Problem to solve
Every line containing "anulación" should be copied out. Go through the entries and find them.

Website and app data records
--*--

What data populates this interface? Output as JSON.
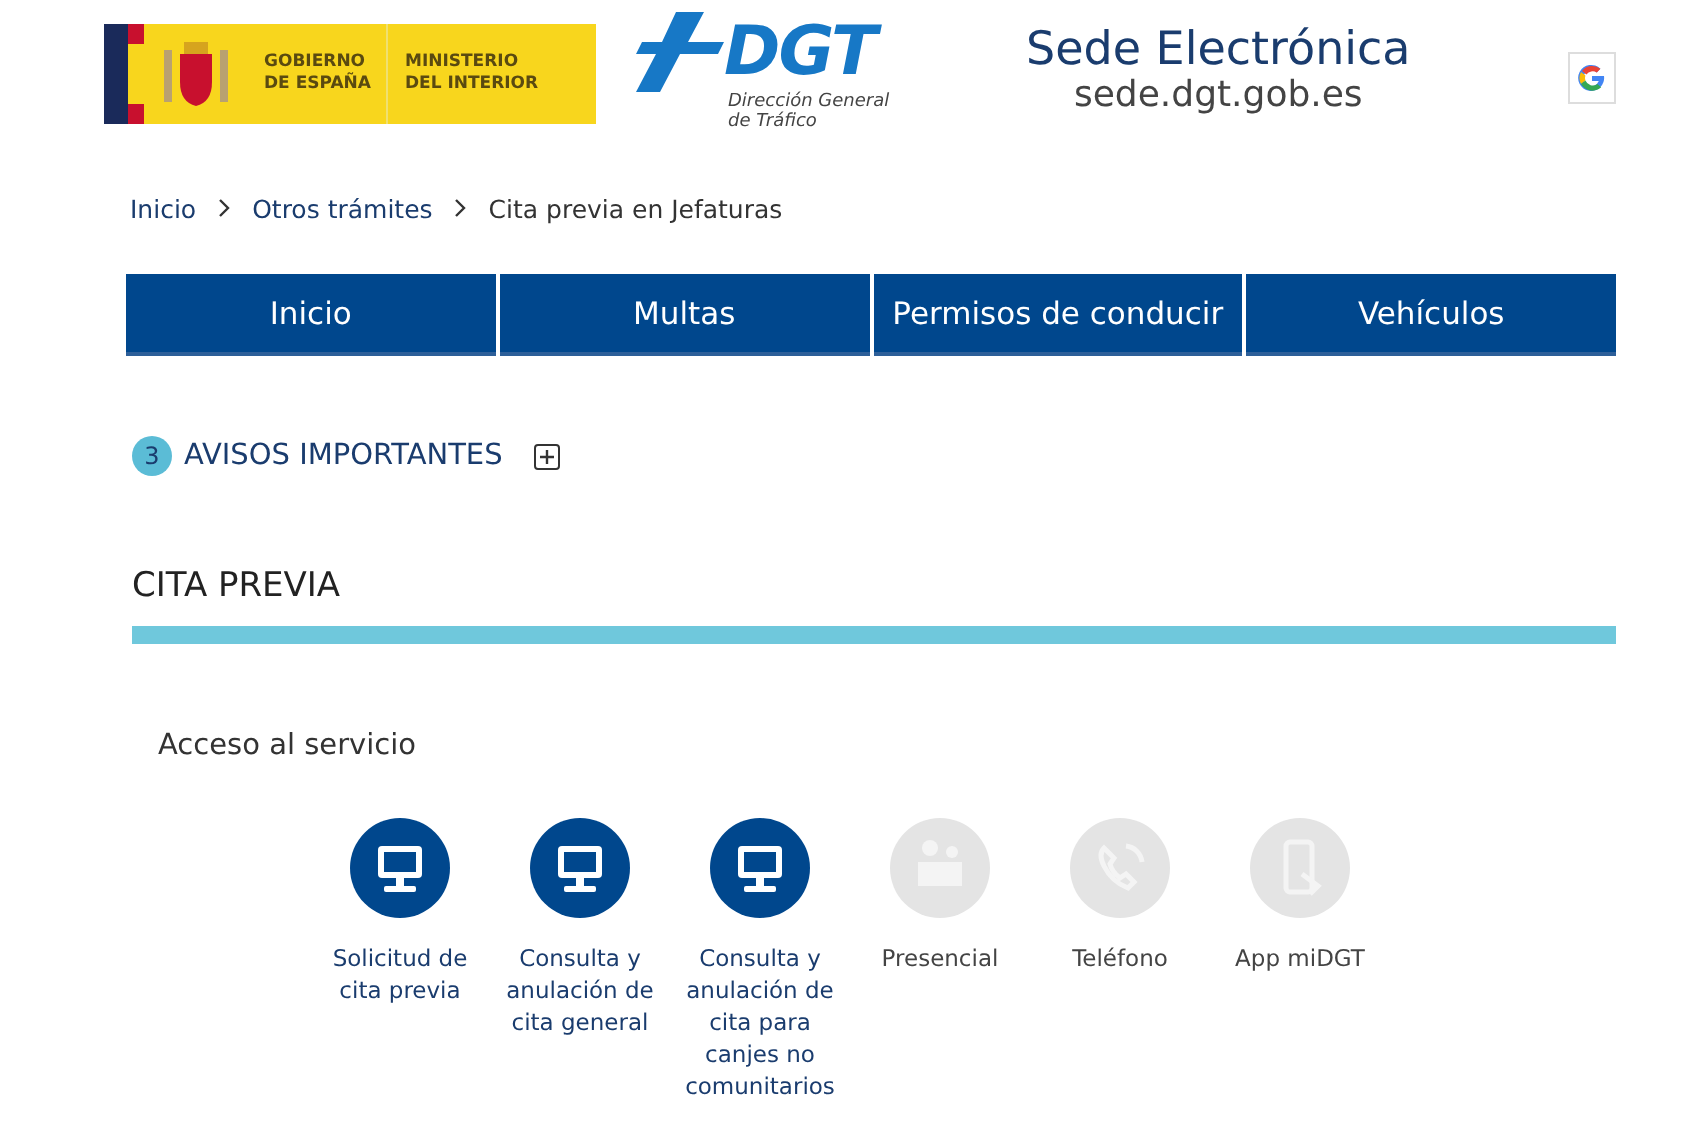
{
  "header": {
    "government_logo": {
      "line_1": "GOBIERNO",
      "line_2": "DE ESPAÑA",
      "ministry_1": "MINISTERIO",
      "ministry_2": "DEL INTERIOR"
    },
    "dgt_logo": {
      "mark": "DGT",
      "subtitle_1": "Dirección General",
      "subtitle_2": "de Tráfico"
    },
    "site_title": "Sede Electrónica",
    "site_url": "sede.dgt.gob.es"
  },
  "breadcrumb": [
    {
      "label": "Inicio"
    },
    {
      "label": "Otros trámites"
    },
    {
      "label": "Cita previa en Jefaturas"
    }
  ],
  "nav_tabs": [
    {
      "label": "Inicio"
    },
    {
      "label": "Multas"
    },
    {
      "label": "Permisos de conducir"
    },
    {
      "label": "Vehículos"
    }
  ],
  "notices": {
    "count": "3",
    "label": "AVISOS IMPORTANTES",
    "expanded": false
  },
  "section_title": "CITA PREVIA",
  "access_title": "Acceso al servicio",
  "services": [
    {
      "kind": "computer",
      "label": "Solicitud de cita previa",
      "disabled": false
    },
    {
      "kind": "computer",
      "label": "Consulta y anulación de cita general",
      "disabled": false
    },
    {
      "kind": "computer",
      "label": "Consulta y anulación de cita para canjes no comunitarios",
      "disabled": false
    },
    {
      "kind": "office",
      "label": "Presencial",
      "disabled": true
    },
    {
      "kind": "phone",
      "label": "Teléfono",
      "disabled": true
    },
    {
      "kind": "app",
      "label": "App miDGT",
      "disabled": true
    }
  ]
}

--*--

Answer to this problem
      "label": "Consulta y anulación de cita general",
      "label": "Consulta y anulación de cita para canjes no comunitarios",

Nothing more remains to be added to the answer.